Arabidopsis thalianaand Physcomitrella patens, but there is no plant model yet to investigate U‐to‐C RNA editing. The hornwort Anthoceros agrestisis now emerging as such a model system.
We report on the assembly and analyses of the
A. agrestischloroplast and mitochondrial genomes, their transcriptomes and editomes, and a large nuclear gene family encoding pentatricopeptide repeat (PPR) proteins likely acting as RNA editing factors.
Both organelles in
A. agrestisfeature high amounts of RNA editing, with altogether > 1100 sites of C‐to‐U and 1300 sites of U‐to‐C editing. The nuclear genome reveals > 1400 genes for PPR proteins with variable carboxyterminal DYW domains.
We observe significant variants of the ‘classic’ DYW domain, in the meantime confirmed as the cytidine deaminase for C‐to‐U editing, and discuss the first attractive candidates for reverse editing factors given their excellent matches to U‐to‐C editing targets according to the PPR‐RNA binding code.
Genome editing technologies introduce targeted chromosomal modifications in organisms yet are constrained by the inability to selectively modify repetitive genetic elements. Here we describe filtered editing, a genome editing method that embeds group 1 self-splicing introns into repetitive genetic elements to construct unique genetic addresses that can be selectively modified. We introduce intron-containing ribosomes into the
E. coligenome and perform targeted modifications of these ribosomes using CRISPR/Cas9 and multiplex automated genome engineering. Self-splicing of introns post-transcription yields scarless RNA molecules, generating a complex library of targeted combinatorial variants. We use filtered editing to co-evolve the 16S rRNA to tune the ribosome’s translational efficiency and the 23S rRNA to isolate antibiotic-resistant ribosome variants without interfering with native translation.

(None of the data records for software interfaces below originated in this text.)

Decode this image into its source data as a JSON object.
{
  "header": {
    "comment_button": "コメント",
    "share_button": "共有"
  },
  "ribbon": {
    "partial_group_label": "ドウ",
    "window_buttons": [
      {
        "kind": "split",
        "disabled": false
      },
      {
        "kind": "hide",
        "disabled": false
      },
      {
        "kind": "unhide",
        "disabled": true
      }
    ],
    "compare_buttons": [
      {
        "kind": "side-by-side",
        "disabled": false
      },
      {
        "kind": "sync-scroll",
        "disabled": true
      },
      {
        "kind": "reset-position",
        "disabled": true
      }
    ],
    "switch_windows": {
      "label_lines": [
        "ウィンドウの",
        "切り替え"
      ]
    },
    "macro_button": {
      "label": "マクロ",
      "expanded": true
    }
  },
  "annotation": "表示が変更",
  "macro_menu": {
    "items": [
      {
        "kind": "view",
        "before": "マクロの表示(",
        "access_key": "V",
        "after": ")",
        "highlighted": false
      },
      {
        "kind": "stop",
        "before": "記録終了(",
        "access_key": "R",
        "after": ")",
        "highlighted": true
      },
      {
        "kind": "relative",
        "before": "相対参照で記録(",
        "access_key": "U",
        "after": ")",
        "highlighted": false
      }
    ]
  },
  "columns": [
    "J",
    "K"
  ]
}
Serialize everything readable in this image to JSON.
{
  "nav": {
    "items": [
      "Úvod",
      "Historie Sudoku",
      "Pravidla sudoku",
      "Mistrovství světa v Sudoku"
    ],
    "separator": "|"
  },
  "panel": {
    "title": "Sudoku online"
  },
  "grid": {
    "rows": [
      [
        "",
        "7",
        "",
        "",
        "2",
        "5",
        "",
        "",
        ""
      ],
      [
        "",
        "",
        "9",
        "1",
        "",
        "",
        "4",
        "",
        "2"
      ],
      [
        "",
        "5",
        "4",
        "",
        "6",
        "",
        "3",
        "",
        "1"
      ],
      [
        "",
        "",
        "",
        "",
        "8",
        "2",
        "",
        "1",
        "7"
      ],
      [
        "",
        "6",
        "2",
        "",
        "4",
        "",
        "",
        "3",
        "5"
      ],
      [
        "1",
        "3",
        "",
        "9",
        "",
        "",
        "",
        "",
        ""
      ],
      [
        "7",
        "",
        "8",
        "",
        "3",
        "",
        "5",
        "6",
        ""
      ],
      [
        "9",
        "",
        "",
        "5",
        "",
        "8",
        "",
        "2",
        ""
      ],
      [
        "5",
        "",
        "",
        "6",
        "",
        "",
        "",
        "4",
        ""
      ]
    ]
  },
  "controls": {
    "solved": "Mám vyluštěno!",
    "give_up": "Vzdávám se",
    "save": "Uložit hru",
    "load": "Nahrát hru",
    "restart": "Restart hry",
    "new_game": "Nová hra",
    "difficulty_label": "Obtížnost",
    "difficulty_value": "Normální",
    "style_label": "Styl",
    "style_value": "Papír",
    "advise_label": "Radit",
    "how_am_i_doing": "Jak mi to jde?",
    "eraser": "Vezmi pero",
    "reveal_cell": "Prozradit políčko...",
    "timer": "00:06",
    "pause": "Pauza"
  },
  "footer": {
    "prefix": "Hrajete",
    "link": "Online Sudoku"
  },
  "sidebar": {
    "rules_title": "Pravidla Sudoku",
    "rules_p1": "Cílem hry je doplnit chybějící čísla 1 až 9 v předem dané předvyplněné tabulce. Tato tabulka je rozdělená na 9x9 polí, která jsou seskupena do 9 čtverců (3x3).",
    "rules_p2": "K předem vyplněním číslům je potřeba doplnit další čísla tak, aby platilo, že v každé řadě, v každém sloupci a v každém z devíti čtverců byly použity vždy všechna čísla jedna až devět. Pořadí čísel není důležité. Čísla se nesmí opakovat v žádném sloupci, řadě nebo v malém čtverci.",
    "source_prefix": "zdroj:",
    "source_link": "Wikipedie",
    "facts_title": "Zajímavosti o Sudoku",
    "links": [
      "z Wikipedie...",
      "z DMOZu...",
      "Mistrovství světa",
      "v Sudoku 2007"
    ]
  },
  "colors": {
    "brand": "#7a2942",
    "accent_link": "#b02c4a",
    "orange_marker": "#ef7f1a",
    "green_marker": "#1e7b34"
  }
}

This work sets the stage to engineer mutant ribosomes that polymerize abiological monomers with diverse chemistries and expands the scope of genome engineering for precise editing and evolution of repetitive DNA sequences.